13 JANUARY 1906, Page 13


SIR,—As a Unionist Free-trader, I read with especial interest your article on " The Duke of Devonshire and Unionist Free- Traders" in last week's issue, and it seems to me that the only fault to be found with your advice is that it hardly goes far enough. Mr. Chamberlain has chosen to launch an agita- tion against the freedom and prosperity of this country which rests on wild assertions, misrepresentation of his opponents, and absurd promises of increased wages and employment. Mr. Balfour speaks occasionally and obscurely as less or more of a Free-trader, and acts consistently in the interests of Mr. Chamberlain. Why has he done nothing to support Lord Hugh Cecil, the official candidate of his party, and one of the men who can least be spared from the House of Commons P There is not at present, and will not be during the coming Parliament, any legislative policy of Home-rule for Ireland. The land defences of the country are probably safer in the hands of Mr. Haldane than in those of his predecessors. Continuity of foreign policy has been vouched 'for. On the other hand, the maintenance of our system of Free-trade is the question at the coming Election ; and no more fatal blunder could be made than to identify Unionists as a party with a policy of Protection, under whatever name it may be disguised.
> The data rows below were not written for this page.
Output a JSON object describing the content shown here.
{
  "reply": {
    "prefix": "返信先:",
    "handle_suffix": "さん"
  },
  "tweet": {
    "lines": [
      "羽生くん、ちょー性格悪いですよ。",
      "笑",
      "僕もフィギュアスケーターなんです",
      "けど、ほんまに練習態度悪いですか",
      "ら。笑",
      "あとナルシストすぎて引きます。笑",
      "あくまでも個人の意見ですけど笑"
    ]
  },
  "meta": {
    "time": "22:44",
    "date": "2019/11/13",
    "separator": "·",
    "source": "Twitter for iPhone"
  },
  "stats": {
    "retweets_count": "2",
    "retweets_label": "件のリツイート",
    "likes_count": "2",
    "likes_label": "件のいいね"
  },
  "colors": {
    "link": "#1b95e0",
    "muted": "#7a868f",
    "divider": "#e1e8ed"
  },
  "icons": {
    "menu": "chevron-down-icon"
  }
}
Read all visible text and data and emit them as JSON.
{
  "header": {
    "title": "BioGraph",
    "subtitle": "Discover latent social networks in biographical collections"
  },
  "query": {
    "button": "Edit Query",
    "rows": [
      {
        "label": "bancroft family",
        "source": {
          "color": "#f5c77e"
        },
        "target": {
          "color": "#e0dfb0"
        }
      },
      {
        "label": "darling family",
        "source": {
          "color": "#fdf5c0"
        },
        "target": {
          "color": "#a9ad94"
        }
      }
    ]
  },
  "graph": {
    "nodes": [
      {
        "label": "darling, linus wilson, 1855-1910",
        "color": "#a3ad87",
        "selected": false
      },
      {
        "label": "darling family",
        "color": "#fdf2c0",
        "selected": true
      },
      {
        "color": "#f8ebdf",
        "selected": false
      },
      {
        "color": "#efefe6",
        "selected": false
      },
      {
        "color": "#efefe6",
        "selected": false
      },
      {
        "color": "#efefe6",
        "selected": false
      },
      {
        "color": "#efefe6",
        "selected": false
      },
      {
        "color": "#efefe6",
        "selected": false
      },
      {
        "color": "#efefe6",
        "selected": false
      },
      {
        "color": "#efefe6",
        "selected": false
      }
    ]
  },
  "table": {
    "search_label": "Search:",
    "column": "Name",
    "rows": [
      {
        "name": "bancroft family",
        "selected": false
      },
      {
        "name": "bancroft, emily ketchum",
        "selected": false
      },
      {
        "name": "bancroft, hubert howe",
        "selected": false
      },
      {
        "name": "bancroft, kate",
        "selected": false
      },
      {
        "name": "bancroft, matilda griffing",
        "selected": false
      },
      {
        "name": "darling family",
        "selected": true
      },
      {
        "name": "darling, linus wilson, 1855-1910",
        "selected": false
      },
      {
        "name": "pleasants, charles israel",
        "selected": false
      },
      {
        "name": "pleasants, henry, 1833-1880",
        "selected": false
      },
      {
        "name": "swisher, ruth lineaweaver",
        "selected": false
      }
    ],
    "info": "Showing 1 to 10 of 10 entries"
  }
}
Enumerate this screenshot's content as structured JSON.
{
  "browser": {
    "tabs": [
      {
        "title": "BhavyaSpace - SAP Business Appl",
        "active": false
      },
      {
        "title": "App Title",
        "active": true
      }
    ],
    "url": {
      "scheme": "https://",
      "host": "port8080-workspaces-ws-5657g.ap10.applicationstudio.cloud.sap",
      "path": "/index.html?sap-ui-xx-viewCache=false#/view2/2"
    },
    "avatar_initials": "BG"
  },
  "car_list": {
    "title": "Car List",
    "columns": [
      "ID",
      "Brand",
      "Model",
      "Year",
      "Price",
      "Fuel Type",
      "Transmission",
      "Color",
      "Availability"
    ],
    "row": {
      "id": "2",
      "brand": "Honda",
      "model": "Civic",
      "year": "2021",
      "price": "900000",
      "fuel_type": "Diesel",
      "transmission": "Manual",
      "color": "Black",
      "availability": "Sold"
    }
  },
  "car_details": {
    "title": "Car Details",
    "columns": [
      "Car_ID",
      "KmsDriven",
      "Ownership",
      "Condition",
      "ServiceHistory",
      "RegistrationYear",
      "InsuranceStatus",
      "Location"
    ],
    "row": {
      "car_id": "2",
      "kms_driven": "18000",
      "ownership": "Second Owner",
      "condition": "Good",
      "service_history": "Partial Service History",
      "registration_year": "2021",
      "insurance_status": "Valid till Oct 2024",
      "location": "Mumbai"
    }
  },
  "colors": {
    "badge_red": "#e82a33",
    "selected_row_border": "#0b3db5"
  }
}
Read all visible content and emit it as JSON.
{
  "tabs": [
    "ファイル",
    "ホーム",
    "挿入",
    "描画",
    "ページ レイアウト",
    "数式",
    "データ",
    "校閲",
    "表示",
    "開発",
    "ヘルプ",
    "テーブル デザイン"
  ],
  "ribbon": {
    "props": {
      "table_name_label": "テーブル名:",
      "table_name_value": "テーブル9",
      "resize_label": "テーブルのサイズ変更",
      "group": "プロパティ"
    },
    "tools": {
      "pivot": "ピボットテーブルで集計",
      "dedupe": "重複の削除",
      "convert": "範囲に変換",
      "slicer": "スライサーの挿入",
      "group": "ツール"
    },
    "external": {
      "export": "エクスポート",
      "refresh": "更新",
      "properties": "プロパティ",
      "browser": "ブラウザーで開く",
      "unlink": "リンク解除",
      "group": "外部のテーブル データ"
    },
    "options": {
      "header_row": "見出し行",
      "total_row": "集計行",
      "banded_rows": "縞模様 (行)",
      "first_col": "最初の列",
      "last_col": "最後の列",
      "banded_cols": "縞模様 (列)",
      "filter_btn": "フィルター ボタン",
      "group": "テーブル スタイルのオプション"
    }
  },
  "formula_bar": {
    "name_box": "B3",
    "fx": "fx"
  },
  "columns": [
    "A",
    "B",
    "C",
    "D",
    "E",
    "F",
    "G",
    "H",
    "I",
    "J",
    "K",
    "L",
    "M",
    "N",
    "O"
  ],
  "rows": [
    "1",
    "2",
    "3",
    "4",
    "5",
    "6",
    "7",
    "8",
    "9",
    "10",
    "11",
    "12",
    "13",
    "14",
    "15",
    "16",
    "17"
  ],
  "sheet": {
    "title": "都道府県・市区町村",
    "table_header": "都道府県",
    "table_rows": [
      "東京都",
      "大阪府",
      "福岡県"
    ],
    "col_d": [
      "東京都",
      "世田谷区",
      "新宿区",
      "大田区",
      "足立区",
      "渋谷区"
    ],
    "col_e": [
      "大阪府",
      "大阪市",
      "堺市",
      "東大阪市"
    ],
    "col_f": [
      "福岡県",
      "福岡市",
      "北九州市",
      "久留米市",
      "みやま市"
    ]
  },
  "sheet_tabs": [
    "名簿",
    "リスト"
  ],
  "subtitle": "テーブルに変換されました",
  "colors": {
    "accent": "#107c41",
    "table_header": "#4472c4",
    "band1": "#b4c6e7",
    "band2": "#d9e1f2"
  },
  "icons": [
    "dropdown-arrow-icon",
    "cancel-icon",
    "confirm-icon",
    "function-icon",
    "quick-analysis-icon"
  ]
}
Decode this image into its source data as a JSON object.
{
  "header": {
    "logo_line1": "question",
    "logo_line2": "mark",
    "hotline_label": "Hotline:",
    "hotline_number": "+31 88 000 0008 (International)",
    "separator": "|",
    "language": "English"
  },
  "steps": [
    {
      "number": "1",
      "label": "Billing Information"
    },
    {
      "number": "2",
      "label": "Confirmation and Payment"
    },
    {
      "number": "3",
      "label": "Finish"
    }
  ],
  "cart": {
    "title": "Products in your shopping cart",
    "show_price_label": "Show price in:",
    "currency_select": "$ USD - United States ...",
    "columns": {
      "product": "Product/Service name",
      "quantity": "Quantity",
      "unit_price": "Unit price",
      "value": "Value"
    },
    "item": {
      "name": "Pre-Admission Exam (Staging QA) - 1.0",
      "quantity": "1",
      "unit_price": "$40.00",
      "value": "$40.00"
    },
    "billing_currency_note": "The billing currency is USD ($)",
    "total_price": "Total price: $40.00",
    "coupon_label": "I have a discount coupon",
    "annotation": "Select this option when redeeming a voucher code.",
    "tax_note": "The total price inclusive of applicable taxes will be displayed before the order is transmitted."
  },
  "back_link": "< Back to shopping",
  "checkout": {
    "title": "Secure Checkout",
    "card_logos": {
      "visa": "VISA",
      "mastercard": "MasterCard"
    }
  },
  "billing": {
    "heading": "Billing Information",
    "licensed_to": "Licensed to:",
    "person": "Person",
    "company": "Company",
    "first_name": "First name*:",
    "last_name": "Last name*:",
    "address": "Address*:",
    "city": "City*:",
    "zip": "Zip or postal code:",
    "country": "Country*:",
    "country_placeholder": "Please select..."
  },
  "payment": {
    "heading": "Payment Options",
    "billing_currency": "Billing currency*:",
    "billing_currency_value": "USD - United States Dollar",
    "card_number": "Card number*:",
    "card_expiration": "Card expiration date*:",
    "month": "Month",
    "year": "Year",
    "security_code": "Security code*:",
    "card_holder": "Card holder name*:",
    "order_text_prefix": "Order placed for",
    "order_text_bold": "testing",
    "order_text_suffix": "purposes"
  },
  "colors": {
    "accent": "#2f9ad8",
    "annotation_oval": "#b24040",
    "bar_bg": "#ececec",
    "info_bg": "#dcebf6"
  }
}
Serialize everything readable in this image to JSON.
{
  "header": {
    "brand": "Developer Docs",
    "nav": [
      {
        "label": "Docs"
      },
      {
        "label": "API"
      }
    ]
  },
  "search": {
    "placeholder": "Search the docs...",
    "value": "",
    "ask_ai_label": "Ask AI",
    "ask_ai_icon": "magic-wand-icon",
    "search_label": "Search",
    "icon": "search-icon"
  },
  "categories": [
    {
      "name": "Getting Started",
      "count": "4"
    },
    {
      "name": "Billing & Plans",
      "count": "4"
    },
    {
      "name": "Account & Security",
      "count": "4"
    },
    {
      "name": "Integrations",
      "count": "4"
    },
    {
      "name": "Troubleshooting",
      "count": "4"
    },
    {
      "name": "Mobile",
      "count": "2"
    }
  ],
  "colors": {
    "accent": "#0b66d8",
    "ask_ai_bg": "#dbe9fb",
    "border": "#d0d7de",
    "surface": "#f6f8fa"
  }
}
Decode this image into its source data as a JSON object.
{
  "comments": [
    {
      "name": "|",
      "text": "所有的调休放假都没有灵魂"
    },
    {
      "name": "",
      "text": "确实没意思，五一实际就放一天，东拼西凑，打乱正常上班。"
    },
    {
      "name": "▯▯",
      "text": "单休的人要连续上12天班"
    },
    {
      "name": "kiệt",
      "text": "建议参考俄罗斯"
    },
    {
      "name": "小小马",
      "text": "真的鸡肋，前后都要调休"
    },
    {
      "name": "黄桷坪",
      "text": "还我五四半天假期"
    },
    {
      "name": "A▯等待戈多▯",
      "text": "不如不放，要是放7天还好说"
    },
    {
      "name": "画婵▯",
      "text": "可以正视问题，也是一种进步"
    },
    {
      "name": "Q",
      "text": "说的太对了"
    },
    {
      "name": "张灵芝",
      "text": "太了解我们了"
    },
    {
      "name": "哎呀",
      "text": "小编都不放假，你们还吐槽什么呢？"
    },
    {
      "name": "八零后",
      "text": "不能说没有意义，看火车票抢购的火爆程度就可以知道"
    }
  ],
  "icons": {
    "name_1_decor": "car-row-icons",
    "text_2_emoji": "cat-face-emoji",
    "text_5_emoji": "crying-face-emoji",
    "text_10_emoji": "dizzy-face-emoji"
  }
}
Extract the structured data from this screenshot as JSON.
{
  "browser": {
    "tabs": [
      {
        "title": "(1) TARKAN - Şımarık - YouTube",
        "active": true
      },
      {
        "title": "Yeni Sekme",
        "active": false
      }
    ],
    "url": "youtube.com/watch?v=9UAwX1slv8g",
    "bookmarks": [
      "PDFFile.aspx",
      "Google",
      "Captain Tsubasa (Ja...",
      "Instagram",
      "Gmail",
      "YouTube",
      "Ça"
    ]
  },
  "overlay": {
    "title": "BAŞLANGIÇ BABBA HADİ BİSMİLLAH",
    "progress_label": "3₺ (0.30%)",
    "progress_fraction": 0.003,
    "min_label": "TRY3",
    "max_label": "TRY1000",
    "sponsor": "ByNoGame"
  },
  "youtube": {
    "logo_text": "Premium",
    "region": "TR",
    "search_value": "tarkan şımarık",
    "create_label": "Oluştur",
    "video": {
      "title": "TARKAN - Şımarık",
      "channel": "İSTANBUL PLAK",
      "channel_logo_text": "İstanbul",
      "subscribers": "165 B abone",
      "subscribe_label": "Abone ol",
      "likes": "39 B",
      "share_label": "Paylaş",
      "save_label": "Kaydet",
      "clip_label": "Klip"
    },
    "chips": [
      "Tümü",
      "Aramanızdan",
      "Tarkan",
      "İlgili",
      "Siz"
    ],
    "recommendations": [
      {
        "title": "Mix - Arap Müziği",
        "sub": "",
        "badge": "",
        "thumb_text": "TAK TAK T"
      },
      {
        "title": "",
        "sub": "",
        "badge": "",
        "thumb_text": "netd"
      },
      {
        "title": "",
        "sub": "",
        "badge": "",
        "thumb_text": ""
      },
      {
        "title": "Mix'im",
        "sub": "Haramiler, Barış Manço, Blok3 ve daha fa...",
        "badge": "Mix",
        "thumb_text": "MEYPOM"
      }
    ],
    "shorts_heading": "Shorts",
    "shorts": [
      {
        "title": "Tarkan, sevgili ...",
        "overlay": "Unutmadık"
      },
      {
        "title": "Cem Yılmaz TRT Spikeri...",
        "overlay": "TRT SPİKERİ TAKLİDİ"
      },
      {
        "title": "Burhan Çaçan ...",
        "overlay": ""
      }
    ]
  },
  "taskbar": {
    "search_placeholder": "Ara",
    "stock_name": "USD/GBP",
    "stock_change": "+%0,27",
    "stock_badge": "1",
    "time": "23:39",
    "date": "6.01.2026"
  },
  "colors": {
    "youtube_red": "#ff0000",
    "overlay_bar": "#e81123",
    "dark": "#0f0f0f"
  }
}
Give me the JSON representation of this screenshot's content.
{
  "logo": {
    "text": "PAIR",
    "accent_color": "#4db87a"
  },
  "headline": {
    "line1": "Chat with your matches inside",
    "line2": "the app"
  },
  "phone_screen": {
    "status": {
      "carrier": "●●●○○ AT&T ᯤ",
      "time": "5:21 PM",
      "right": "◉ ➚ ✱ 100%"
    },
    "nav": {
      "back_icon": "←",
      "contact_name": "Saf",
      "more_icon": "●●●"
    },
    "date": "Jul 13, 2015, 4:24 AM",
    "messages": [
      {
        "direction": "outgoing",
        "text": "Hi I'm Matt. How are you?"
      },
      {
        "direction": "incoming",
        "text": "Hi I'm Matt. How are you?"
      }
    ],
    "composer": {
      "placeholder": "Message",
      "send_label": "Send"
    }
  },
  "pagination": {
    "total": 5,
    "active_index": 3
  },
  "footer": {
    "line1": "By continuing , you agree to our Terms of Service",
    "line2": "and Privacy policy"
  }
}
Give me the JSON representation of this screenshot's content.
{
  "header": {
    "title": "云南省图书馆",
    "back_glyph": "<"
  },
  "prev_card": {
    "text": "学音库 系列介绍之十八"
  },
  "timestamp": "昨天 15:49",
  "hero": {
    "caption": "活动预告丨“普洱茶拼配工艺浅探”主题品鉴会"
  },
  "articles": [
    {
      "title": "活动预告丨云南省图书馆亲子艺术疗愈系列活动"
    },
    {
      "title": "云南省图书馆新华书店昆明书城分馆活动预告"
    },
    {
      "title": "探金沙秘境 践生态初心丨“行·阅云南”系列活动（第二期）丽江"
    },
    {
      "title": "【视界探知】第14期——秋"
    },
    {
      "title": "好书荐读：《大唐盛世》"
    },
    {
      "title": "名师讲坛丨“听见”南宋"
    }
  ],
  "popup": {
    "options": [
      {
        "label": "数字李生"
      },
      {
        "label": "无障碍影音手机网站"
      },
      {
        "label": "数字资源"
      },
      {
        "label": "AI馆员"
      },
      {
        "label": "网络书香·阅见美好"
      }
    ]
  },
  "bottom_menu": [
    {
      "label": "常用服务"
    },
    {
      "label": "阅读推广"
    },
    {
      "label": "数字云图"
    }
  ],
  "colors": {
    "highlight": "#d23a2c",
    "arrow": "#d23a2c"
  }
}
By votes, and not by argument, will this momentous issue be decided; and I venture to suggest that, in the absence of very exceptional circumstances, it has become the duty of every Free-trader to vote for the Free-trade candidate.—I am,